Records excerpted from a collection
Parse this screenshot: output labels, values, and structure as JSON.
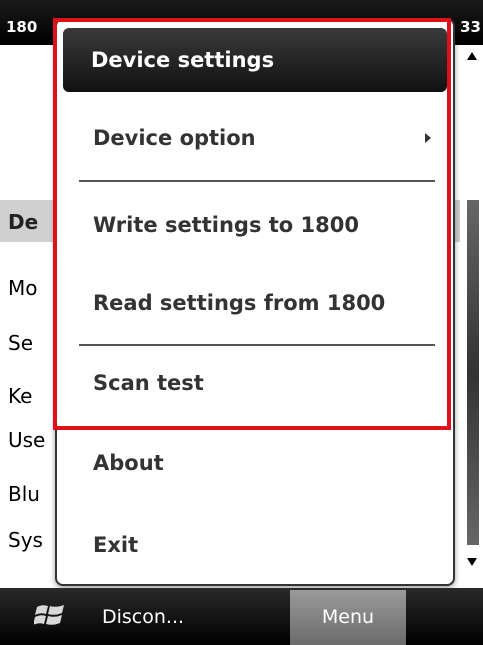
{
  "status": {
    "left_text": "180",
    "right_text": "33"
  },
  "background": {
    "header_label": "De",
    "items": [
      "Mo",
      "Se",
      "Ke",
      "Use",
      "Blu",
      "Sys"
    ]
  },
  "menu": {
    "items": [
      {
        "label": "Device settings",
        "highlighted": true
      },
      {
        "label": "Device option",
        "submenu": true
      },
      {
        "label": "Write settings to 1800"
      },
      {
        "label": "Read settings from 1800"
      },
      {
        "label": "Scan test"
      },
      {
        "label": "About"
      },
      {
        "label": "Exit"
      }
    ]
  },
  "softkeys": {
    "left": "Discon...",
    "right": "Menu"
  },
  "colors": {
    "highlight_rect": "#e0101a",
    "menu_highlight_bg": "#1e1e1e"
  },
  "icons": [
    "windows-logo-icon",
    "submenu-arrow-icon",
    "scroll-up-icon",
    "scroll-down-icon"
  ]
}
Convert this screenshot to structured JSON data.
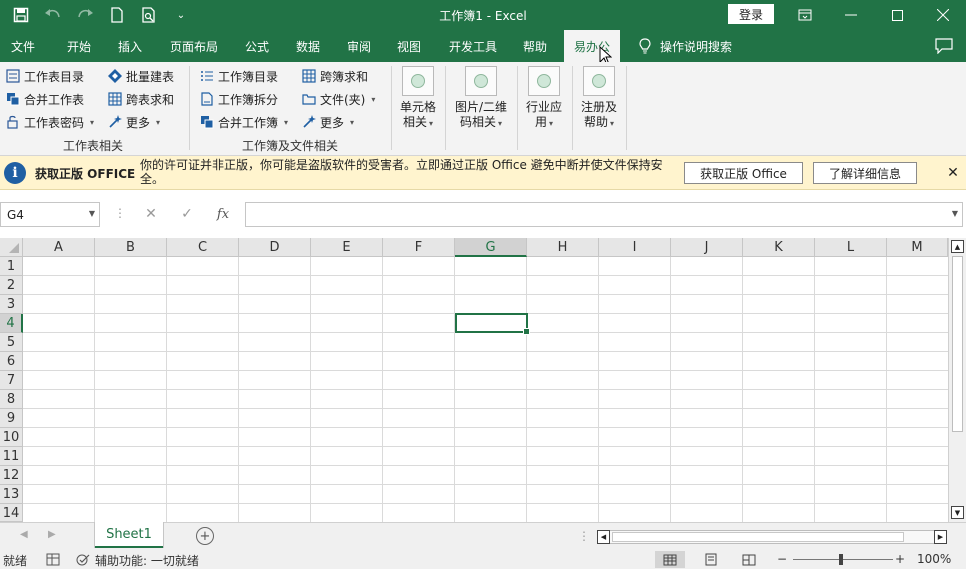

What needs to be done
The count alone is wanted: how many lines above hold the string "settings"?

Your solution
3